Think Lab brings together 50+ cross-sector leaders to discuss possibilities for the North Shore’s technology workforce
In Massachusetts, 100,000 people are employed by the life sciences sector, an area that has exploded over the last decade.
“Massachusetts is the best place in the world for life sciences,” said Kendalle O’Connell, president and COO of the Massachusetts Biotechnology Council. “But there are some real issues that are facing that growth.”
The biggest issue? Workforce. “It’s affecting every company,” O’Connell said.
A recent MassBio survey revealed that 94% of life science companies are having trouble hiring experienced workers; 74% said it was difficult to fill entry level positions due to lack of training.
Traditional workforce development programs, O’Connell said, will not meet the future employment needs of local life science companies, including those moving into the North Shore. Experts predict that by 2024, 40,000 new life science jobs will be created across Massachusetts.
The life sciences, like so many other large employment sectors in the state, are propelled by innovation and technology, so to say that technology’s impact on the Massachusetts economy is significant is an understatement. Tech employment represents 44% of the total state payroll, and the sector accounts for $110.6 billion of Massachusetts’ Gross State Product.
Indeed, the tech sector in Massachusetts is strong, thanks in part to organizations like O’Connell’s Mass Bio, the Massachusetts Technology Collaborative (MTC) and the Mass Technology Leadership Council (MTLC) – all three whose leaders spoke at a Think Lab last month to begin to brainstorm ideas to help prepare North Shore workers to leverage emerging employment opportunities and support the local hiring needs of the tens of thousands of companies looking for skilled, experienced tech workers.

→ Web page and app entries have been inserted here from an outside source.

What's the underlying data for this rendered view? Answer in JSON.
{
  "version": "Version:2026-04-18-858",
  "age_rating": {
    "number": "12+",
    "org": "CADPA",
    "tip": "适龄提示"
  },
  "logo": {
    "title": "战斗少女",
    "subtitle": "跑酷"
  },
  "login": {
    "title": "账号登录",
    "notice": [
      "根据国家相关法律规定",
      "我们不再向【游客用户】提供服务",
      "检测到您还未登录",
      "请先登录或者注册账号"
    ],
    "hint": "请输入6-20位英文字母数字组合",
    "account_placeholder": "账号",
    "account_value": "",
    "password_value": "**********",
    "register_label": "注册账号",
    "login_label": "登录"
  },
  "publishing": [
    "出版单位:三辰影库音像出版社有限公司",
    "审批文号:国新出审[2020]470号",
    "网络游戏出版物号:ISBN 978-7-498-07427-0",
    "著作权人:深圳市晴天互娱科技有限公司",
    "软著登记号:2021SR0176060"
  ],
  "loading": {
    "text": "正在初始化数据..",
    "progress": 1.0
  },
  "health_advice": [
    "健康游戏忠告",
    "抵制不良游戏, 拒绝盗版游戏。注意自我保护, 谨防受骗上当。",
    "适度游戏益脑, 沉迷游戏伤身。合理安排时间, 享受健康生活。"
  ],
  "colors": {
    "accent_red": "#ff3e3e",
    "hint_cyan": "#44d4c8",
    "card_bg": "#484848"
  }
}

The Think Lab – Reimagining the North Shore Technology Workforce – was hosted by the North Shore Technology Council, Endicott College, MassHire North Shore, North Shore InnoVentures and Essex County Community Foundation (ECCF). More than 50 cross-sector leaders participated in the event.
ECCF regularly convenes and supports countywide, cross-sector Think Labs that bring people together to brainstorm solutions to a variety of regional issues, including workforce development. Since 2019, the foundation has also provided fiduciary, strategic and community support for the Advanced Manufacturing Training Expansion Program, a collaborative, systems-based workforce development initiative in partnership with the GE Foundation and MassHire’s North Shore Workforce Investment Board.
At the May Think Lab, O’Connell; Carolyn Kirk, executive director of MTC; and Sara Fraim, senior director of programs and policy at MTLC, gave an overview of the tech sector in Massachusetts and the various ways their organizations support, strengthen and grow the industry. Together, they advocate, convene industry leaders, manage workforce development programs, provide data and research, promote education and more.
But collaboration, they all agree, is essential to improving and expanding a technology workforce that can meet increased need.
“It’s going to take all of us working together,” said O’Connell. “We can bring about short and long-term solutions.”
To support that, Think Lab participants were divided into small groups that enabled them to share observations from the field, suggest people who might play a role in developing a solutions-based ecosystem and brainstorm big ideas that work towards reimagining the technology workforce on the North Shore.
Common themes emerged as small groups reconvened and presented what they had discussed, including expanding nontraditional pathways to employment; engaging younger students in the pipeline process, and increasing accessibility to flexible internships and apprenticeships.
“It’s interesting to see us galvanize across a couple of themes,” said Stratton Lloyd, ECCF’s executive vice present and COO.
In July, a report that synthesizes data from all the groups will be made available on the ECCF website and will be used to inform next steps.
“This was a critical meeting for us,” said Tracy Wilson Curley, president of the North Shore Technology Council. “And I just want to thank you for participating.”
The Think Lab is the first step towards building a cohesive workforce development ecosystem for the sector.
“Our goal here is to start building a shared vision for Essex County’s technology workforce,” said Lloyd. “Sessions like this are where the collaborative work begins.”